1. Perfect timing Ian. I literally needed this list tomorrow. I keep a similar list but yours has better coverage I think. I wonder if these points could be measured and scored across teams as an indicator of health.

• Team health or systemic health?

2. Interesting read. Looking at your stats it supports that there is a correlation between story size estimate and uncertainty. The bigger the story size estimate, the greater the uncertainty. This all comes back to small batches are more predictable. BTW I would generally consider anything with a cycle time from ready to dev to ready to live of more than 14 days as “Too big” to be a single story.

3. This is great!! I wonder what the correlation (or lack thereof) would look like if you limited it to teams that frequently hit their deadlines (i.e. that were very predictable).

4. That’s interesting – is the dataset public? I’m learning a bit of R at the moment and I’d love to have an explore of the data.
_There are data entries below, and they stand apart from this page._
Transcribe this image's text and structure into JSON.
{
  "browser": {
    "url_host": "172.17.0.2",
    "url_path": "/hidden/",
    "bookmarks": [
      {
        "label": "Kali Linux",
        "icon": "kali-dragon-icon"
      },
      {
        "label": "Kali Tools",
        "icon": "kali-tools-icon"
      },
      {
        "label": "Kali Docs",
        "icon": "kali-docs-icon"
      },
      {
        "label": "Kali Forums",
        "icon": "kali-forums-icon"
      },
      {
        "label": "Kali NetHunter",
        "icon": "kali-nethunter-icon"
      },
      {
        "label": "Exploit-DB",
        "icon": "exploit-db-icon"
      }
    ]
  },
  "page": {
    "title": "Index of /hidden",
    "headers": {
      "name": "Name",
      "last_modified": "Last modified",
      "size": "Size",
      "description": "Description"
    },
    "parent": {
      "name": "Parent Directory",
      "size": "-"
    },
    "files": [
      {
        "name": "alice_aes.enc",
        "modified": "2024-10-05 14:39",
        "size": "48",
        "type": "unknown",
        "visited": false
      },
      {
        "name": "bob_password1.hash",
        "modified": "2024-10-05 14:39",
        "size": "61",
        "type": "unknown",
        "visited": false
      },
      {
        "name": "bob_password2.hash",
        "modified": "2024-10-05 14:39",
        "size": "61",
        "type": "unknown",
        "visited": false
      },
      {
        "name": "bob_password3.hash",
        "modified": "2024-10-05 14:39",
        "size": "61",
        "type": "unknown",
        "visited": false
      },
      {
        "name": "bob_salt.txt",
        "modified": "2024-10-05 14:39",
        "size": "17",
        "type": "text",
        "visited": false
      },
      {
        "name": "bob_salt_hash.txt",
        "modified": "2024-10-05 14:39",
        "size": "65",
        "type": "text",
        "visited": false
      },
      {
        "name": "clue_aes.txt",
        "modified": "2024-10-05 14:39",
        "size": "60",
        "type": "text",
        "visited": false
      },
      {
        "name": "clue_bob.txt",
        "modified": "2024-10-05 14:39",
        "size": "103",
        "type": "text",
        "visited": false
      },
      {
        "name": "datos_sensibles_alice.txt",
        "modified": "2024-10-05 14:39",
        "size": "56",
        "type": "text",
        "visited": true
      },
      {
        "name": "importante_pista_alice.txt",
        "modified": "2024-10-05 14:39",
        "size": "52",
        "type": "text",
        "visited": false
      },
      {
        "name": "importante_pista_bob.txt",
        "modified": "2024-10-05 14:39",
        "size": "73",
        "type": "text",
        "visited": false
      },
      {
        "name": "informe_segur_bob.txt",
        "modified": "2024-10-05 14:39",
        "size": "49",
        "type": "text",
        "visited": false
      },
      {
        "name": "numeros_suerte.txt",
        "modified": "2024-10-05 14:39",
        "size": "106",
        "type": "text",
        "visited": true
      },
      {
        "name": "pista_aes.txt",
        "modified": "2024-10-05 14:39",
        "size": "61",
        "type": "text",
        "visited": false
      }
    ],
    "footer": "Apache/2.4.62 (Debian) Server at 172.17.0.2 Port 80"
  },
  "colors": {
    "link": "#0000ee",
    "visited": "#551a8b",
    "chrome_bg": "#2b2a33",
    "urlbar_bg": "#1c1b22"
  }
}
What weirds me out most is the very long dev times on stories estimated as 1- and 2-point stories. What is going on in a team when a one-pointer isn’t the sort of thing you agree to work on after a morning standup and have finished by mid-afternoon? If a team had agreed that a story was a one-pointer and the dev doing it took five days, I’d be really unimpressed, but that seems usual in the dataset. It possibly suggests a culture of chronic under-estimation.

Similarly, the lack of larger stories. Almost everything seems like a 1 or 2. Where are the stories for producing, say, three pages on a website to administer a few entities? The sort of thing you’ve give to a competent developer and expect done comfortably in a 2-week sprint? Shouldn’t these be 8- and 16-pointers that mid- and senior developers are taking these on regularly?

One reason for the lack of correlation, then, might be in the lack of variety of the predictor variable here. And that might point to something cultural.